Follow these tips to stay safe in hot weather:
- Prevent dehydration. Both hot weather and high blood sugar can cause dehydration. So it's doubly important that you drink plenty of fluids throughout the day. Water is best. Avoid alcohol, sugary beverages and sports drinks.
- Protect yourself from the sun. The heat index can be up to 15 F (9 C) higher in full sunlight. Stay in the shade as much as possible when you're outside. Wear a hat and sunscreen too.
- Wear light, loose-fitting clothes. When humidity is high, your sweat can't evaporate as well. Wear clothing that allows sweat to evaporate easily.
- Plan outdoor activities to avoid the heat. Schedule outdoor activities during the cooler hours of the day, such as early morning or late evening. Alternatively, consider walking in a shopping mall or department store.
- Check your blood sugar.

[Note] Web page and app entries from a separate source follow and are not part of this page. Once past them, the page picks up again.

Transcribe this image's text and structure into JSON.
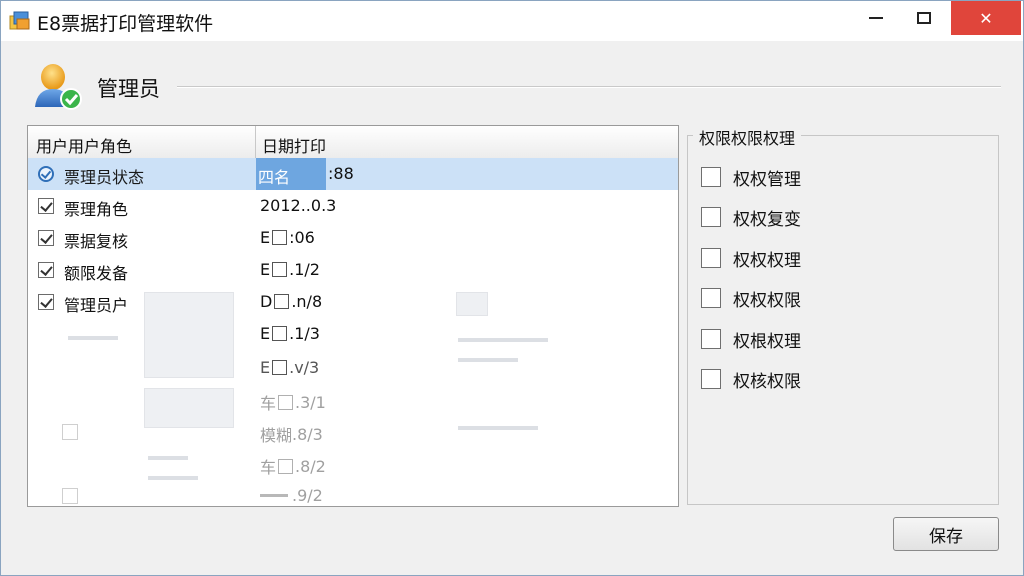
{
  "window": {
    "title": "E8票据打印管理软件",
    "close_glyph": "✕"
  },
  "header": {
    "title": "管理员"
  },
  "list": {
    "columns": [
      "用户用户角色",
      "日期打印"
    ],
    "rows": [
      {
        "name": "票理员状态",
        "date": "四名",
        "date_suffix": ":88",
        "state": "radio",
        "selected": true
      },
      {
        "name": "票理角色",
        "date": "2012..0.3",
        "state": "checked"
      },
      {
        "name": "票据复核",
        "date": "E",
        "date_suffix": ":06",
        "state": "checked"
      },
      {
        "name": "额限发备",
        "date": "E",
        "date_suffix": ".1/2",
        "state": "checked"
      },
      {
        "name": "管理员户",
        "date": "D",
        "date_suffix": ".n/8",
        "state": "checked"
      },
      {
        "name": "",
        "date": "E",
        "date_suffix": ".1/3",
        "state": "none"
      },
      {
        "name": "",
        "date": "E",
        "date_suffix": ".v/3",
        "state": "none",
        "faded": true
      },
      {
        "name": "",
        "date": "车",
        "date_suffix": ".3/1",
        "state": "none",
        "faded": true
      },
      {
        "name": "",
        "date": "模糊",
        "date_suffix": ".8/3",
        "state": "none",
        "faded": true
      },
      {
        "name": "",
        "date": "车",
        "date_suffix": ".8/2",
        "state": "none",
        "faded": true
      },
      {
        "name": "",
        "date": "",
        "date_suffix": ".9/2",
        "state": "none",
        "faded": true
      }
    ]
  },
  "permissions": {
    "title": "权限权限权理",
    "items": [
      "权权管理",
      "权权复变",
      "权权权理",
      "权权权限",
      "权根权理",
      "权核权限"
    ]
  },
  "buttons": {
    "save": "保存"
  },
  "colors": {
    "selection": "#cce1f7",
    "selected_cell": "#6ea6e0",
    "close_button": "#e0453b"
  }
}
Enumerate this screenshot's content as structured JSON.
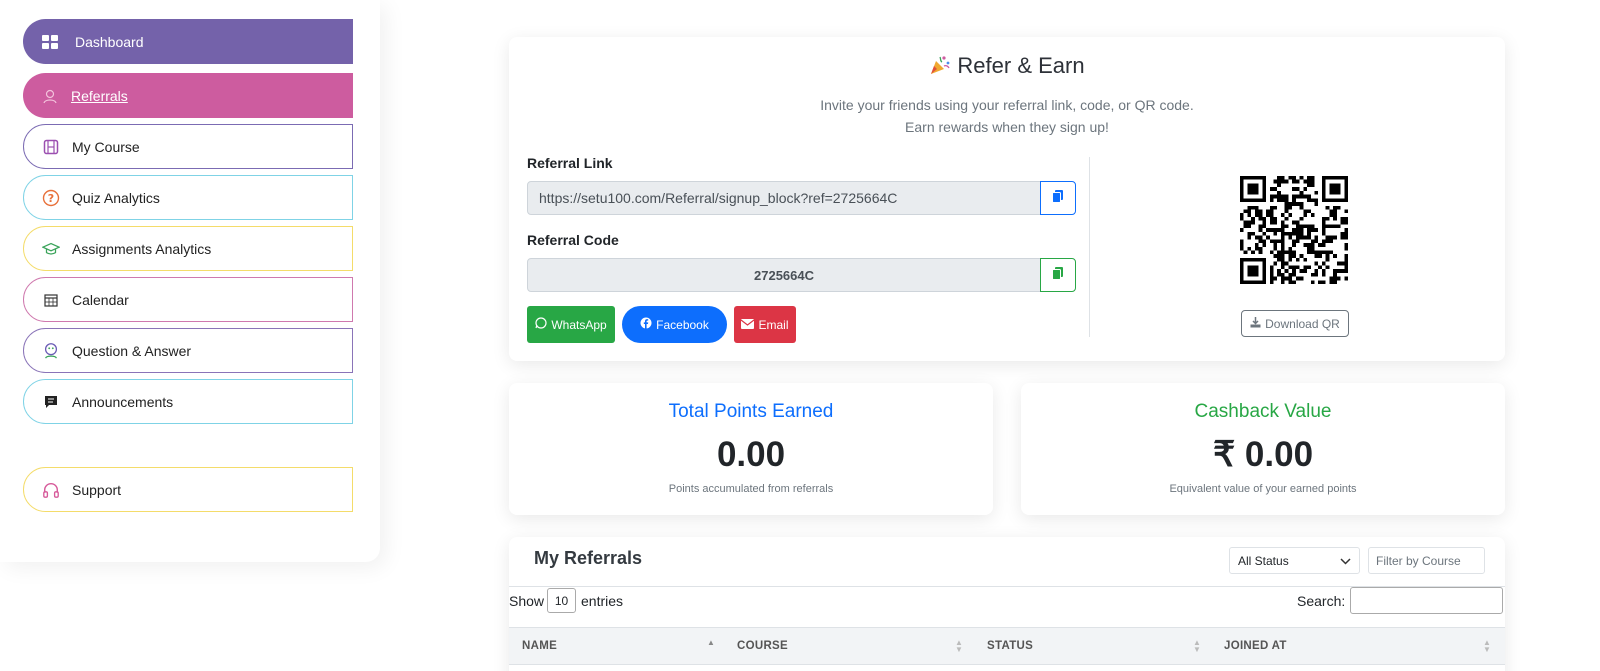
{
  "sidebar": {
    "items": [
      {
        "label": "Dashboard",
        "icon": "grid-icon"
      },
      {
        "label": "Referrals",
        "icon": "referral-icon"
      },
      {
        "label": "My Course",
        "icon": "film-icon"
      },
      {
        "label": "Quiz Analytics",
        "icon": "question-icon"
      },
      {
        "label": "Assignments Analytics",
        "icon": "graduation-cap-icon"
      },
      {
        "label": "Calendar",
        "icon": "calendar-icon"
      },
      {
        "label": "Question & Answer",
        "icon": "qa-icon"
      },
      {
        "label": "Announcements",
        "icon": "message-icon"
      }
    ],
    "support": {
      "label": "Support",
      "icon": "headphones-icon"
    }
  },
  "refer": {
    "title": "Refer & Earn",
    "subtitle_line1": "Invite your friends using your referral link, code, or QR code.",
    "subtitle_line2": "Earn rewards when they sign up!",
    "link_label": "Referral Link",
    "link_value": "https://setu100.com/Referral/signup_block?ref=2725664C",
    "code_label": "Referral Code",
    "code_value": "2725664C",
    "whatsapp": "WhatsApp",
    "facebook": "Facebook",
    "email": "Email",
    "download_qr": "Download QR"
  },
  "stats": {
    "points_title": "Total Points Earned",
    "points_value": "0.00",
    "points_desc": "Points accumulated from referrals",
    "cashback_title": "Cashback Value",
    "cashback_value": "₹ 0.00",
    "cashback_desc": "Equivalent value of your earned points"
  },
  "referrals": {
    "title": "My Referrals",
    "status_filter": "All Status",
    "course_placeholder": "Filter by Course",
    "show": "Show",
    "entries_value": "10",
    "entries": "entries",
    "search_label": "Search:",
    "columns": [
      "NAME",
      "COURSE",
      "STATUS",
      "JOINED AT"
    ]
  },
  "colors": {
    "primary": "#0d6efd",
    "success": "#28a745",
    "danger": "#dc3545",
    "sidebar_purple": "#7462aa",
    "sidebar_pink": "#cd5c9f"
  }
}
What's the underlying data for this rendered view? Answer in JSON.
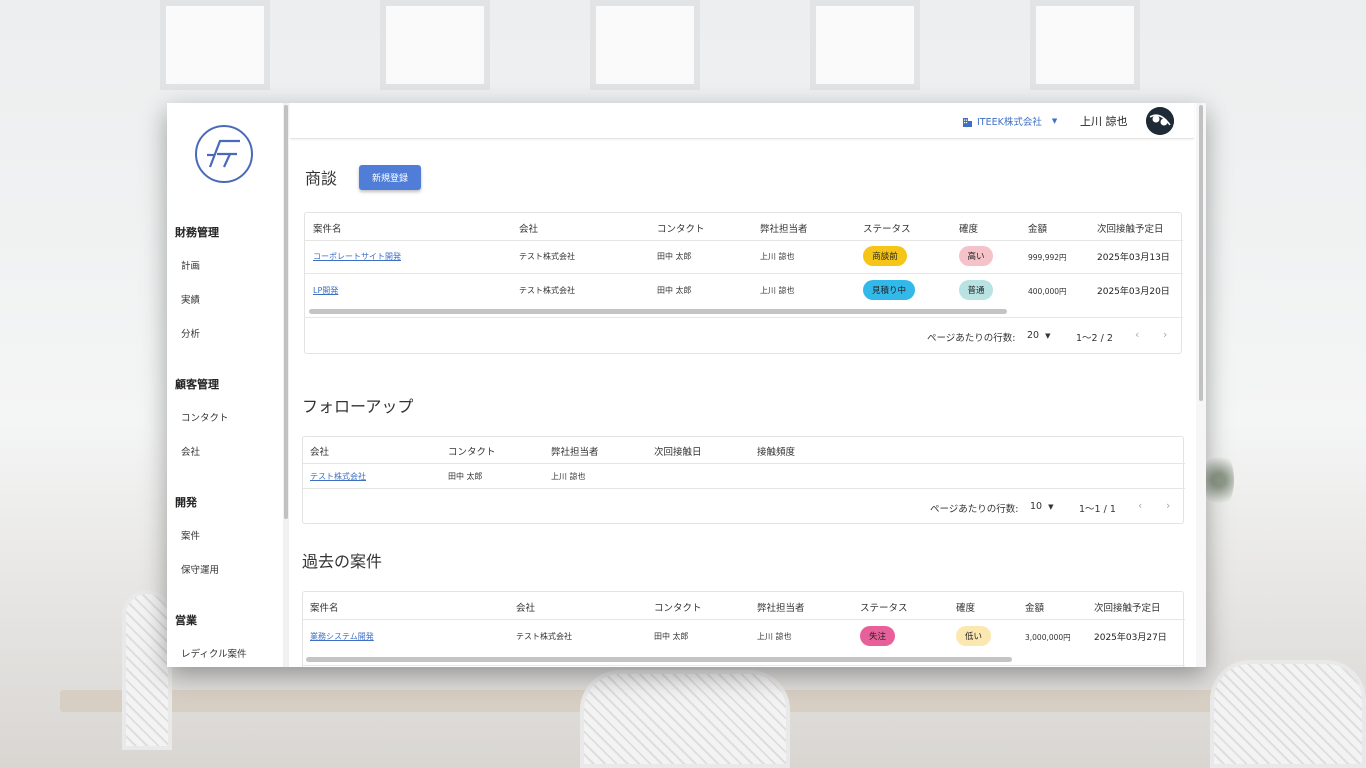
{
  "sidebar": {
    "sections": [
      {
        "title": "財務管理",
        "items": [
          "計画",
          "実績",
          "分析"
        ]
      },
      {
        "title": "顧客管理",
        "items": [
          "コンタクト",
          "会社"
        ]
      },
      {
        "title": "開発",
        "items": [
          "案件",
          "保守運用"
        ]
      },
      {
        "title": "営業",
        "items": [
          "レディクル案件"
        ]
      }
    ]
  },
  "topbar": {
    "company": "ITEEK株式会社",
    "user_name": "上川 諒也"
  },
  "deals": {
    "title": "商談",
    "new_button": "新規登録",
    "columns": [
      "案件名",
      "会社",
      "コンタクト",
      "弊社担当者",
      "ステータス",
      "確度",
      "金額",
      "次回接触予定日"
    ],
    "rows": [
      {
        "name": "コーポレートサイト開発",
        "company": "テスト株式会社",
        "contact": "田中 太郎",
        "owner": "上川 諒也",
        "status": "商談前",
        "status_color": "#f5c518",
        "confidence": "高い",
        "confidence_color": "#f4c2c8",
        "amount": "999,992円",
        "date": "2025年03月13日"
      },
      {
        "name": "LP開発",
        "company": "テスト株式会社",
        "contact": "田中 太郎",
        "owner": "上川 諒也",
        "status": "見積り中",
        "status_color": "#33b8ea",
        "confidence": "普通",
        "confidence_color": "#b9e3e3",
        "amount": "400,000円",
        "date": "2025年03月20日"
      }
    ],
    "pager": {
      "rows_label": "ページあたりの行数:",
      "rows_value": "20",
      "range": "1〜2 / 2"
    }
  },
  "followup": {
    "title": "フォローアップ",
    "columns": [
      "会社",
      "コンタクト",
      "弊社担当者",
      "次回接触日",
      "接触頻度"
    ],
    "rows": [
      {
        "company": "テスト株式会社",
        "contact": "田中 太郎",
        "owner": "上川 諒也"
      }
    ],
    "pager": {
      "rows_label": "ページあたりの行数:",
      "rows_value": "10",
      "range": "1〜1 / 1"
    }
  },
  "past": {
    "title": "過去の案件",
    "columns": [
      "案件名",
      "会社",
      "コンタクト",
      "弊社担当者",
      "ステータス",
      "確度",
      "金額",
      "次回接触予定日"
    ],
    "rows": [
      {
        "name": "業務システム開発",
        "company": "テスト株式会社",
        "contact": "田中 太郎",
        "owner": "上川 諒也",
        "status": "失注",
        "status_color": "#e8609a",
        "confidence": "低い",
        "confidence_color": "#fbe7b0",
        "amount": "3,000,000円",
        "date": "2025年03月27日"
      }
    ]
  },
  "icons": {
    "company": "building-icon",
    "dropdown": "caret-down-icon",
    "prev": "chevron-left-icon",
    "next": "chevron-right-icon"
  },
  "colors": {
    "accent": "#4f7dd8",
    "link": "#3f6fc4"
  }
}
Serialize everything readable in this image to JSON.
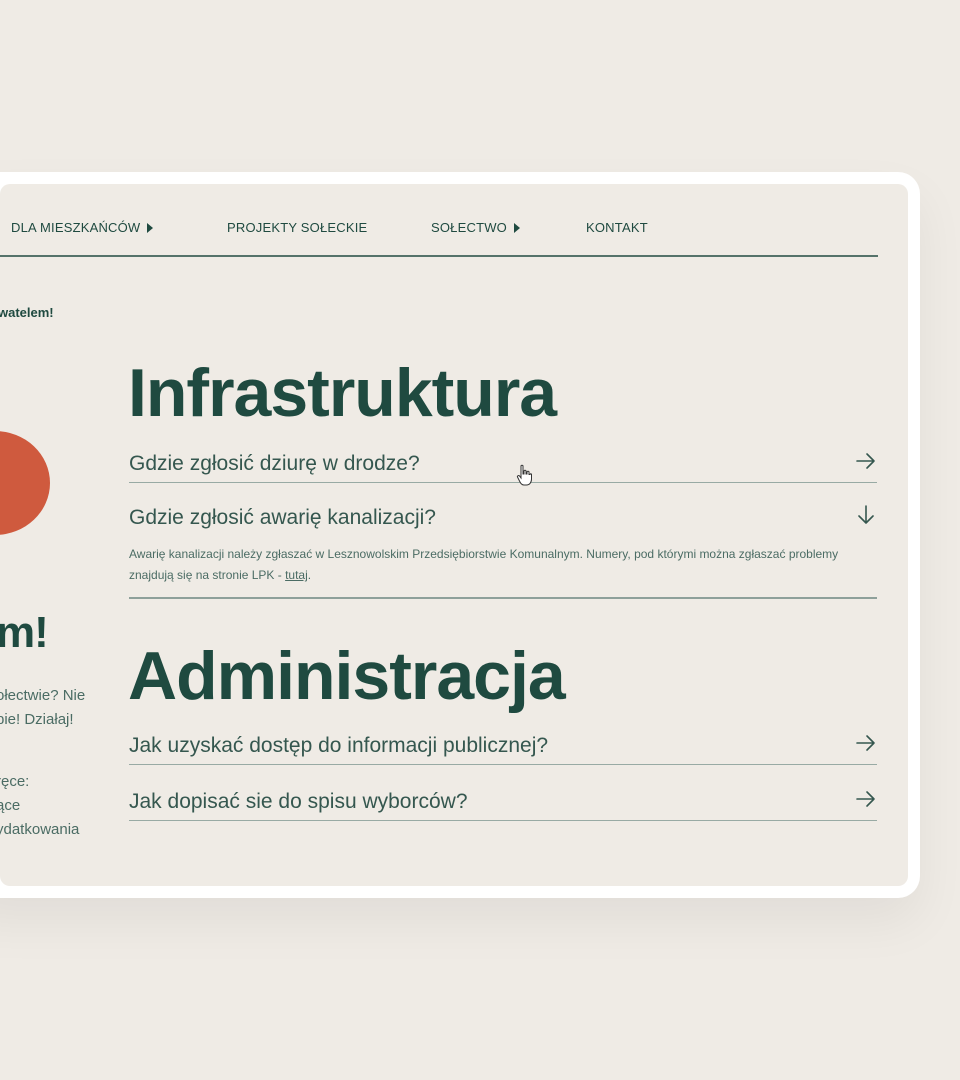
{
  "nav": {
    "items": [
      {
        "label": "DLA MIESZKAŃCÓW",
        "has_submenu": true
      },
      {
        "label": "PROJEKTY SOŁECKIE",
        "has_submenu": false
      },
      {
        "label": "SOŁECTWO",
        "has_submenu": true
      },
      {
        "label": "KONTAKT",
        "has_submenu": false
      }
    ]
  },
  "side": {
    "welcome_fragment": "watelem!",
    "heading_fragment": "m!",
    "text_lines": [
      "ołectwie? Nie",
      "bie! Działaj!",
      "ręce:",
      "ące",
      "ydatkowania"
    ]
  },
  "sections": [
    {
      "title": "Infrastruktura",
      "faqs": [
        {
          "question": "Gdzie zgłosić dziurę w drodze?",
          "state": "collapsed",
          "icon": "arrow-right-icon"
        },
        {
          "question": "Gdzie zgłosić awarię kanalizacji?",
          "state": "expanded",
          "icon": "arrow-down-icon",
          "answer_text": "Awarię kanalizacji należy zgłaszać w Lesznowolskim Przedsiębiorstwie Komunalnym. Numery, pod którymi można zgłaszać problemy znajdują się na stronie LPK - ",
          "answer_link": "tutaj",
          "answer_end": "."
        }
      ]
    },
    {
      "title": "Administracja",
      "faqs": [
        {
          "question": "Jak uzyskać dostęp do informacji publicznej?",
          "state": "collapsed",
          "icon": "arrow-right-icon"
        },
        {
          "question": "Jak dopisać sie do spisu wyborców?",
          "state": "collapsed",
          "icon": "arrow-right-icon"
        }
      ]
    }
  ],
  "colors": {
    "background": "#efebe5",
    "primary_green": "#1f4a40",
    "accent_orange": "#cf5a3e",
    "frame": "#ffffff"
  }
}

When you're out in the heat, consider testing your blood sugar more often.
April 17, 2018
- Peggy Moreland (expert opinion). Mayo Clinic, Rochester, Minn. April 11, 2018.
- Managing diabetes in the heat. Centers for Disease Control and Prevention. https://www.cdc.gov/features/diabetesheattravel/index.html. Accessed April 11, 2018.